An accident of evaporation to dryness caused by boiling of high-level liquid waste (HLLW) is postulated as one of the severe accidents caused by the loss of cooling function at a fuel reprocessing plant. In this case, some amount of fission products (FPs) will be transferred to the vapor phase in the tank, and could be released to the environment. Therefore, the quantitative estimation of the transport and release behavior of FPs is one of the key issues in the assessment of the accident consequence. To resolve this issue, a systematic analysis method with computer codes has been developed on the basis of the phenomenological behavior in the accident of evaporation to dryness caused by boiling of HLLW. A simulation study demonstrated that the behavior of liquid waste temperature and the entrainment of mists were in good agreement with the experimental results during the early boiling stage, and that some issues to be resolved were pointed out for the estimation of the amount of transferred Ru to the vapor phase at the late boiling stage.
The release characteristics of Ru from highly active liquid waste (HALW) have been investigated under the condition of accidental evaporation to dryness by boiling of HALW. Using a laboratory-scale apparatus, the simulated HALW (s-HALW) was heated with an external heater to dryness to observe the release characteristics of Ru and gaseous nitrogen oxides.

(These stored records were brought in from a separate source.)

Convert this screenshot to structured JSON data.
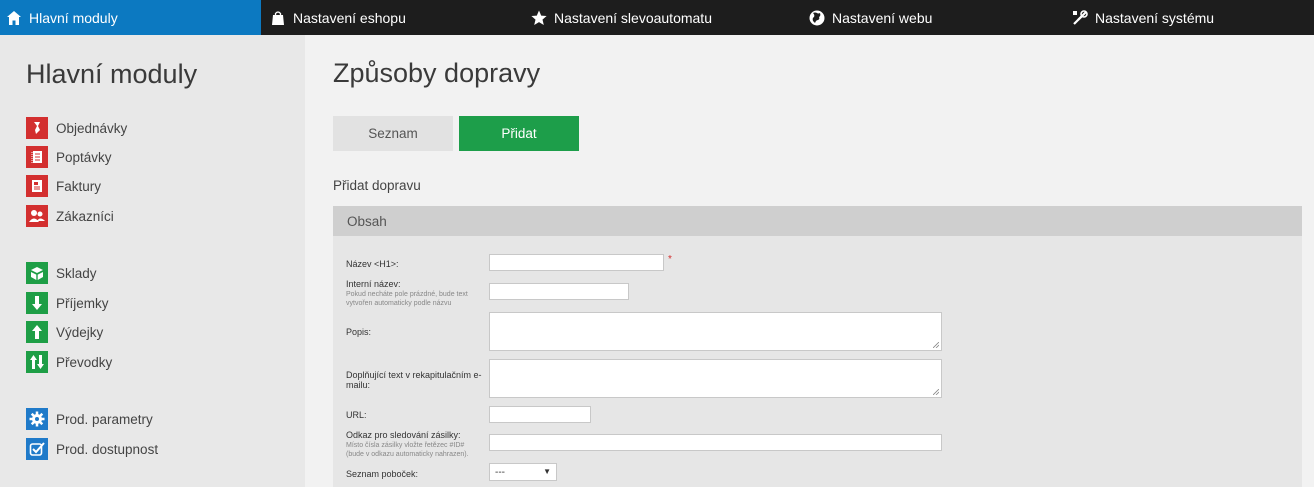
{
  "topnav": {
    "tabs": [
      {
        "label": "Hlavní moduly",
        "icon": "home-icon"
      },
      {
        "label": "Nastavení eshopu",
        "icon": "shopping-bag-icon"
      },
      {
        "label": "Nastavení slevoautomatu",
        "icon": "star-icon"
      },
      {
        "label": "Nastavení webu",
        "icon": "globe-icon"
      },
      {
        "label": "Nastavení systému",
        "icon": "tools-icon"
      }
    ]
  },
  "sidebar": {
    "title": "Hlavní moduly",
    "groups": [
      [
        {
          "label": "Objednávky",
          "icon": "orders-icon",
          "color": "#d32f2f"
        },
        {
          "label": "Poptávky",
          "icon": "inquiries-icon",
          "color": "#d32f2f"
        },
        {
          "label": "Faktury",
          "icon": "invoices-icon",
          "color": "#d32f2f"
        },
        {
          "label": "Zákazníci",
          "icon": "customers-icon",
          "color": "#d32f2f"
        }
      ],
      [
        {
          "label": "Sklady",
          "icon": "warehouse-icon",
          "color": "#1e9e46"
        },
        {
          "label": "Příjemky",
          "icon": "arrow-down-icon",
          "color": "#1e9e46"
        },
        {
          "label": "Výdejky",
          "icon": "arrow-up-icon",
          "color": "#1e9e46"
        },
        {
          "label": "Převodky",
          "icon": "transfer-icon",
          "color": "#1e9e46"
        }
      ],
      [
        {
          "label": "Prod. parametry",
          "icon": "gear-icon",
          "color": "#1f7ac9"
        },
        {
          "label": "Prod. dostupnost",
          "icon": "checkbox-icon",
          "color": "#1f7ac9"
        }
      ]
    ]
  },
  "main": {
    "title": "Způsoby dopravy",
    "buttons": {
      "list": "Seznam",
      "add": "Přidat"
    },
    "section_label": "Přidat dopravu",
    "panel_title": "Obsah",
    "form": {
      "name_label": "Název <H1>:",
      "required_mark": "*",
      "internal_name_label": "Interní název:",
      "internal_name_hint": "Pokud necháte pole prázdné, bude text vytvořen automaticky podle názvu",
      "description_label": "Popis:",
      "extra_text_label": "Doplňující text v rekapitulačním e-mailu:",
      "url_label": "URL:",
      "tracking_label": "Odkaz pro sledování zásilky:",
      "tracking_hint": "Místo čísla zásilky vložte řetězec #ID# (bude v odkazu automaticky nahrazen).",
      "branches_label": "Seznam poboček:",
      "branches_value": "---"
    }
  },
  "colors": {
    "accent": "#0c79c1",
    "topbar": "#1d1d1d",
    "add_button": "#1d9e4a",
    "red_icon": "#d32f2f",
    "green_icon": "#1e9e46",
    "blue_icon": "#1f7ac9"
  }
}
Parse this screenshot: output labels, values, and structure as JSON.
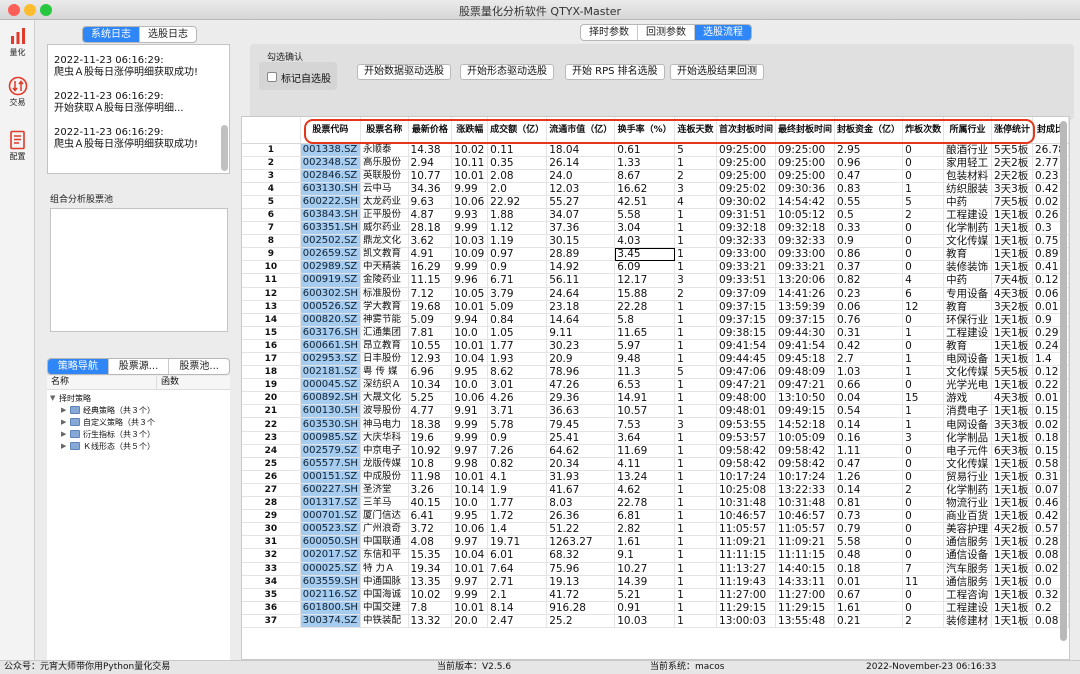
{
  "window": {
    "title": "股票量化分析软件 QTYX-Master",
    "controls": {
      "close": "#fd5f57",
      "minimize": "#febc2e",
      "maximize": "#27c840"
    }
  },
  "leftbar": {
    "items": [
      {
        "label": "量化",
        "icon": "bar-chart-icon",
        "color": "#e03a2a"
      },
      {
        "label": "交易",
        "icon": "trade-exchange-icon",
        "color": "#e03a2a"
      },
      {
        "label": "配置",
        "icon": "document-config-icon",
        "color": "#e03a2a"
      }
    ]
  },
  "log_tabs": [
    {
      "label": "系统日志",
      "active": true
    },
    {
      "label": "选股日志",
      "active": false
    }
  ],
  "log_entries": [
    {
      "time": "2022-11-23 06:16:29:",
      "msg": "爬虫Ａ股每日涨停明细获取成功!"
    },
    {
      "time": "2022-11-23 06:16:29:",
      "msg": "开始获取Ａ股每日涨停明细..."
    },
    {
      "time": "2022-11-23 06:16:29:",
      "msg": "爬虫Ａ股每日涨停明细获取成功!"
    }
  ],
  "pool": {
    "label": "组合分析股票池"
  },
  "nav_tabs": [
    {
      "label": "策略导航",
      "active": true
    },
    {
      "label": "股票源...",
      "active": false
    },
    {
      "label": "股票池...",
      "active": false
    }
  ],
  "tree": {
    "headers": [
      "名称",
      "函数"
    ],
    "root": "择时策略",
    "children": [
      "经典策略（共３个）",
      "自定义策略（共３个",
      "衍生指标（共３个）",
      "Ｋ线形态（共５个）"
    ]
  },
  "top_tabs": [
    {
      "label": "择时参数",
      "active": false
    },
    {
      "label": "回测参数",
      "active": false
    },
    {
      "label": "选股流程",
      "active": true
    }
  ],
  "select_group": {
    "label": "勾选确认",
    "checkbox_label": "标记自选股",
    "buttons": [
      "开始数据驱动选股",
      "开始形态驱动选股",
      "开始 RPS 排名选股",
      "开始选股结果回测"
    ]
  },
  "table": {
    "headers": [
      "股票代码",
      "股票名称",
      "最新价格",
      "涨跌幅",
      "成交额（亿）",
      "流通市值（亿）",
      "换手率（%）",
      "连板天数",
      "首次封板时间",
      "最终封板时间",
      "封板资金（亿）",
      "炸板次数",
      "所属行业",
      "涨停统计",
      "封成比"
    ],
    "rows": [
      [
        "1",
        "001338.SZ",
        "永顺泰",
        "14.38",
        "10.02",
        "0.11",
        "18.04",
        "0.61",
        "5",
        "09:25:00",
        "09:25:00",
        "2.95",
        "0",
        "酿酒行业",
        "5天5板",
        "26.78"
      ],
      [
        "2",
        "002348.SZ",
        "高乐股份",
        "2.94",
        "10.11",
        "0.35",
        "26.14",
        "1.33",
        "1",
        "09:25:00",
        "09:25:00",
        "0.96",
        "0",
        "家用轻工",
        "2天2板",
        "2.77"
      ],
      [
        "3",
        "002846.SZ",
        "英联股份",
        "10.77",
        "10.01",
        "2.08",
        "24.0",
        "8.67",
        "2",
        "09:25:00",
        "09:25:00",
        "0.47",
        "0",
        "包装材料",
        "2天2板",
        "0.23"
      ],
      [
        "4",
        "603130.SH",
        "云中马",
        "34.36",
        "9.99",
        "2.0",
        "12.03",
        "16.62",
        "3",
        "09:25:02",
        "09:30:36",
        "0.83",
        "1",
        "纺织服装",
        "3天3板",
        "0.42"
      ],
      [
        "5",
        "600222.SH",
        "太龙药业",
        "9.63",
        "10.06",
        "22.92",
        "55.27",
        "42.51",
        "4",
        "09:30:02",
        "14:54:42",
        "0.55",
        "5",
        "中药",
        "7天5板",
        "0.02"
      ],
      [
        "6",
        "603843.SH",
        "正平股份",
        "4.87",
        "9.93",
        "1.88",
        "34.07",
        "5.58",
        "1",
        "09:31:51",
        "10:05:12",
        "0.5",
        "2",
        "工程建设",
        "1天1板",
        "0.26"
      ],
      [
        "7",
        "603351.SH",
        "威尔药业",
        "28.18",
        "9.99",
        "1.12",
        "37.36",
        "3.04",
        "1",
        "09:32:18",
        "09:32:18",
        "0.33",
        "0",
        "化学制药",
        "1天1板",
        "0.3"
      ],
      [
        "8",
        "002502.SZ",
        "鼎龙文化",
        "3.62",
        "10.03",
        "1.19",
        "30.15",
        "4.03",
        "1",
        "09:32:33",
        "09:32:33",
        "0.9",
        "0",
        "文化传媒",
        "1天1板",
        "0.75"
      ],
      [
        "9",
        "002659.SZ",
        "凯文教育",
        "4.91",
        "10.09",
        "0.97",
        "28.89",
        "3.45",
        "1",
        "09:33:00",
        "09:33:00",
        "0.86",
        "0",
        "教育",
        "1天1板",
        "0.89"
      ],
      [
        "10",
        "002989.SZ",
        "中天精装",
        "16.29",
        "9.99",
        "0.9",
        "14.92",
        "6.09",
        "1",
        "09:33:21",
        "09:33:21",
        "0.37",
        "0",
        "装修装饰",
        "1天1板",
        "0.41"
      ],
      [
        "11",
        "000919.SZ",
        "金陵药业",
        "11.15",
        "9.96",
        "6.71",
        "56.11",
        "12.17",
        "3",
        "09:33:51",
        "13:20:06",
        "0.82",
        "4",
        "中药",
        "7天4板",
        "0.12"
      ],
      [
        "12",
        "600302.SH",
        "标准股份",
        "7.12",
        "10.05",
        "3.79",
        "24.64",
        "15.88",
        "2",
        "09:37:09",
        "14:41:26",
        "0.23",
        "6",
        "专用设备",
        "4天3板",
        "0.06"
      ],
      [
        "13",
        "000526.SZ",
        "学大教育",
        "19.68",
        "10.01",
        "5.09",
        "23.18",
        "22.28",
        "1",
        "09:37:15",
        "13:59:39",
        "0.06",
        "12",
        "教育",
        "3天2板",
        "0.01"
      ],
      [
        "14",
        "000820.SZ",
        "神雾节能",
        "5.09",
        "9.94",
        "0.84",
        "14.64",
        "5.8",
        "1",
        "09:37:15",
        "09:37:15",
        "0.76",
        "0",
        "环保行业",
        "1天1板",
        "0.9"
      ],
      [
        "15",
        "603176.SH",
        "汇通集团",
        "7.81",
        "10.0",
        "1.05",
        "9.11",
        "11.65",
        "1",
        "09:38:15",
        "09:44:30",
        "0.31",
        "1",
        "工程建设",
        "1天1板",
        "0.29"
      ],
      [
        "16",
        "600661.SH",
        "昂立教育",
        "10.55",
        "10.01",
        "1.77",
        "30.23",
        "5.97",
        "1",
        "09:41:54",
        "09:41:54",
        "0.42",
        "0",
        "教育",
        "1天1板",
        "0.24"
      ],
      [
        "17",
        "002953.SZ",
        "日丰股份",
        "12.93",
        "10.04",
        "1.93",
        "20.9",
        "9.48",
        "1",
        "09:44:45",
        "09:45:18",
        "2.7",
        "1",
        "电网设备",
        "1天1板",
        "1.4"
      ],
      [
        "18",
        "002181.SZ",
        "粤 传 媒",
        "6.96",
        "9.95",
        "8.62",
        "78.96",
        "11.3",
        "5",
        "09:47:06",
        "09:48:09",
        "1.03",
        "1",
        "文化传媒",
        "5天5板",
        "0.12"
      ],
      [
        "19",
        "000045.SZ",
        "深纺织Ａ",
        "10.34",
        "10.0",
        "3.01",
        "47.26",
        "6.53",
        "1",
        "09:47:21",
        "09:47:21",
        "0.66",
        "0",
        "光学光电",
        "1天1板",
        "0.22"
      ],
      [
        "20",
        "600892.SH",
        "大晟文化",
        "5.25",
        "10.06",
        "4.26",
        "29.36",
        "14.91",
        "1",
        "09:48:00",
        "13:10:50",
        "0.04",
        "15",
        "游戏",
        "4天3板",
        "0.01"
      ],
      [
        "21",
        "600130.SH",
        "波导股份",
        "4.77",
        "9.91",
        "3.71",
        "36.63",
        "10.57",
        "1",
        "09:48:01",
        "09:49:15",
        "0.54",
        "1",
        "消费电子",
        "1天1板",
        "0.15"
      ],
      [
        "22",
        "603530.SH",
        "神马电力",
        "18.38",
        "9.99",
        "5.78",
        "79.45",
        "7.53",
        "3",
        "09:53:55",
        "14:52:18",
        "0.14",
        "1",
        "电网设备",
        "3天3板",
        "0.02"
      ],
      [
        "23",
        "000985.SZ",
        "大庆华科",
        "19.6",
        "9.99",
        "0.9",
        "25.41",
        "3.64",
        "1",
        "09:53:57",
        "10:05:09",
        "0.16",
        "3",
        "化学制品",
        "1天1板",
        "0.18"
      ],
      [
        "24",
        "002579.SZ",
        "中京电子",
        "10.92",
        "9.97",
        "7.26",
        "64.62",
        "11.69",
        "1",
        "09:58:42",
        "09:58:42",
        "1.11",
        "0",
        "电子元件",
        "6天3板",
        "0.15"
      ],
      [
        "25",
        "605577.SH",
        "龙版传媒",
        "10.8",
        "9.98",
        "0.82",
        "20.34",
        "4.11",
        "1",
        "09:58:42",
        "09:58:42",
        "0.47",
        "0",
        "文化传媒",
        "1天1板",
        "0.58"
      ],
      [
        "26",
        "000151.SZ",
        "中成股份",
        "11.98",
        "10.01",
        "4.1",
        "31.93",
        "13.24",
        "1",
        "10:17:24",
        "10:17:24",
        "1.26",
        "0",
        "贸易行业",
        "1天1板",
        "0.31"
      ],
      [
        "27",
        "600227.SH",
        "圣济堂",
        "3.26",
        "10.14",
        "1.9",
        "41.67",
        "4.62",
        "1",
        "10:25:08",
        "13:22:33",
        "0.14",
        "2",
        "化学制药",
        "1天1板",
        "0.07"
      ],
      [
        "28",
        "001317.SZ",
        "三羊马",
        "40.15",
        "10.0",
        "1.77",
        "8.03",
        "22.78",
        "1",
        "10:31:48",
        "10:31:48",
        "0.81",
        "0",
        "物流行业",
        "1天1板",
        "0.46"
      ],
      [
        "29",
        "000701.SZ",
        "厦门信达",
        "6.41",
        "9.95",
        "1.72",
        "26.36",
        "6.81",
        "1",
        "10:46:57",
        "10:46:57",
        "0.73",
        "0",
        "商业百货",
        "1天1板",
        "0.42"
      ],
      [
        "30",
        "000523.SZ",
        "广州浪奇",
        "3.72",
        "10.06",
        "1.4",
        "51.22",
        "2.82",
        "1",
        "11:05:57",
        "11:05:57",
        "0.79",
        "0",
        "美容护理",
        "4天2板",
        "0.57"
      ],
      [
        "31",
        "600050.SH",
        "中国联通",
        "4.08",
        "9.97",
        "19.71",
        "1263.27",
        "1.61",
        "1",
        "11:09:21",
        "11:09:21",
        "5.58",
        "0",
        "通信服务",
        "1天1板",
        "0.28"
      ],
      [
        "32",
        "002017.SZ",
        "东信和平",
        "15.35",
        "10.04",
        "6.01",
        "68.32",
        "9.1",
        "1",
        "11:11:15",
        "11:11:15",
        "0.48",
        "0",
        "通信设备",
        "1天1板",
        "0.08"
      ],
      [
        "33",
        "000025.SZ",
        "特 力Ａ",
        "19.34",
        "10.01",
        "7.64",
        "75.96",
        "10.27",
        "1",
        "11:13:27",
        "14:40:15",
        "0.18",
        "7",
        "汽车服务",
        "1天1板",
        "0.02"
      ],
      [
        "34",
        "603559.SH",
        "中通国脉",
        "13.35",
        "9.97",
        "2.71",
        "19.13",
        "14.39",
        "1",
        "11:19:43",
        "14:33:11",
        "0.01",
        "11",
        "通信服务",
        "1天1板",
        "0.0"
      ],
      [
        "35",
        "002116.SZ",
        "中国海诚",
        "10.02",
        "9.99",
        "2.1",
        "41.72",
        "5.21",
        "1",
        "11:27:00",
        "11:27:00",
        "0.67",
        "0",
        "工程咨询",
        "1天1板",
        "0.32"
      ],
      [
        "36",
        "601800.SH",
        "中国交建",
        "7.8",
        "10.01",
        "8.14",
        "916.28",
        "0.91",
        "1",
        "11:29:15",
        "11:29:15",
        "1.61",
        "0",
        "工程建设",
        "1天1板",
        "0.2"
      ],
      [
        "37",
        "300374.SZ",
        "中铁装配",
        "13.32",
        "20.0",
        "2.47",
        "25.2",
        "10.03",
        "1",
        "13:00:03",
        "13:55:48",
        "0.21",
        "2",
        "装修建材",
        "1天1板",
        "0.08"
      ]
    ]
  },
  "status": {
    "left": "公众号：元宵大师带你用Python量化交易",
    "version": "当前版本：V2.5.6",
    "system": "当前系统：macos",
    "datetime": "2022-November-23 06:16:33"
  }
}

As a result, Ru was significantly released between 120 and 300℃ of the s-HALW. The cumulative release ratio of Ru was 0.088. It was also found that the partially released amount of Ru against the temperature of the s-HALW had two peaks at about 140℃ and about 240℃. Referring to the results of the release rate of gaseous nitrogen oxides and the volume of condensate, which was a collection of the mixed vapors of steam and nitric acid released from the s-HALW, we discussed the causes of Ru release around these peaks.
A sodium-water reaction (SWR) would take place in the case of a breach of the heat transfer tube in the steam generator (SG) of a sodium-cooled fast reactor (SFR), and the reaction jet may cause wear to the neighboring tubes by thermal and chemical effects, which is so-called target wastage. Accordingly, failure propagation caused by target wastage may potentially reduce the secondary cooling system integrity. In a previous study, a great number of experiments on target wastage were carried out for candidate materials under practical SG operation conditions. The target wastage rate for cited materials was derived from macroscopic boundary factors of the reaction jet. However, this mock-up approach is not versatile and is not suitable for large-scale SG design. Therefore, target wastage should be focused on for the safety assessment of various SG designs. In this study, experimental apparatus and a technique for producing composite oxidation-type corrosion with flow (COCF), which is an integral part of target wastage, were developed to determine the separation effect of local wastage factors under the high-temperature sodium hydroxide (NaOH) and sodium monoxide (Na2O) environment mainly generated by the SWR. The authors quantitatively evaluated the effect of the material temperature and fluid velocity on the COCF rate. It was revealed that COCF produced sodium-iron composite oxidation-type corrosion from metallographic observation and element assay.
The development of analysis methods for severe accidents in nuclear reactors is a key issue for nuclear safety. It is difficult to estimate the behaviors of several phenomena in reactor accidents, such as the melting and relocation of structural materials, the spreading of corium on the ground, and the molten core concrete interaction (MCCI), because they involve large changes of the geometry. In the present study, a new method was developed to simulate these phenomena by using a moving particle semi-implicit (MPS) method with models for surface tension, rigid bodies, melting and freezing, heat conduction, interfacial heat transfer, and heat radiation. As benchmarks, the melting of a metal cylinder on a hot plate and the freezing of a molten metallic drop in a coolant are simulated. The characteristic behaviors in each experiment agreed well with the simulation results, which indicates that the developed method is applicable for simulation to evaluate the behavior of corium in severe reactor accidents.
Corrosion rate data for activated metal wastes are necessary for the prediction of the radiological impact of radioactive waste disposal. However, there are no such data available in the consideration of Zr-2.5 wt%Nb alloy, which is used in pressure tubes of the Fugen Nuclear Power Plant. Since the pressure tubes are destined for sub-surface disposal, it is necessary to obtain the corrosion rate of Zr-2.5 wt%Nb alloy under the disposal conditions. In this study, corrosion tests were conducted in high alkalinity and deoxidized water at 30℃ by a gas-accumulating-type corrosion test. The corrosion rate decreased to 3.3-3.9 nm/y and the corrosion thickness increased in proportion to the cubic root of corrosion time until 24 months after the commencement of the test. The results indicate that the corrosion rate would decrease in proportion to the minus cubic root of corrosion time squared if the empirical corrosion characteristic that had been obtained in material research for light-water reactors is applicable.